Friday we wandered among the villages of the area, passed the hilltop town of San Antonio, looked down on Aregno and went into the pleasant Cateri or Gatteri or Cattari (depending on which book or map you refer to). The church was bright and ornate. In the hills the signposts were written in the Corse language, but French and Italian are very similar, so there was no confusion.

Further on we came to a small chapel, and in the floor was a cover, perhaps over a tomb. No one knew what had happened nor what it meant, so we speculated about illness in the district, but a quick piece of research after my return turned up nothing.

After lunch our next stop was at the ruined village of Occi from where we had good views towards the sea. Also there information about the village was found on a plaque, On which was seen that the Corse language and French did not say the same thing. Then we moved on to Lumio, with the usual bell tower. Lumio is recognised as the place where celebrities have their holiday homes.

That evening the sunset threw a red light across the bay, and we saw why The red Island was so called from the rocks in northern Corsica under the right light.

On Saturday we set off directly from the hotel to climb to the chapel Notre Dame de la Serra from where the whole bay is visible with its 5 kilometres of soft sand.

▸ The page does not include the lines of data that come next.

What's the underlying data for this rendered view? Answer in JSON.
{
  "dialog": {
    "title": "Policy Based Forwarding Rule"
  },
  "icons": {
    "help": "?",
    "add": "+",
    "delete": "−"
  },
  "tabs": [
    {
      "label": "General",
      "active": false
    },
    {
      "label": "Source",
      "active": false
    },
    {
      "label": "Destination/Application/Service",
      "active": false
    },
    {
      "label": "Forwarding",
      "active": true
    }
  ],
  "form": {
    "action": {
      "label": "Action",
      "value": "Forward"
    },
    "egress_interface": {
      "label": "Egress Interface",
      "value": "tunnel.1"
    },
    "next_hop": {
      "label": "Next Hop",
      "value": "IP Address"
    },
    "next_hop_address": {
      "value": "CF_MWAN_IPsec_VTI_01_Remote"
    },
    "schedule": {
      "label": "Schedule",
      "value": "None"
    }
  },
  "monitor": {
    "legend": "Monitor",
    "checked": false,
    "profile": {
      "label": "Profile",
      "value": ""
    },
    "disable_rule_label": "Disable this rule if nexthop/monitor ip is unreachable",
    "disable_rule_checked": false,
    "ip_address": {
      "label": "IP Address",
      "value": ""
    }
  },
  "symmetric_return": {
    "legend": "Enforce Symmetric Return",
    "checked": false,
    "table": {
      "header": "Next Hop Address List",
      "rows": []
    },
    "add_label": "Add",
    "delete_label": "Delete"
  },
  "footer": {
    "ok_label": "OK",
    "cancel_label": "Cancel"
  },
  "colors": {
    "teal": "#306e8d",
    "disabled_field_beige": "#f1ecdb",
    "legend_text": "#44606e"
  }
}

Afterwards we made our way along the adjacent peninsula, passing more amusing rock formations to the lighthouse at Revellata.

After a sunny week, the next day we came back to Britain.



Andy Pepperdine

2015-12-02

Creative Commons License
A Corsican Break, and all the linked pictures, by Andy Pepperdine is made available under Creative Commons Attribution-NonCommercial-ShareAlike 3.0 Unported License.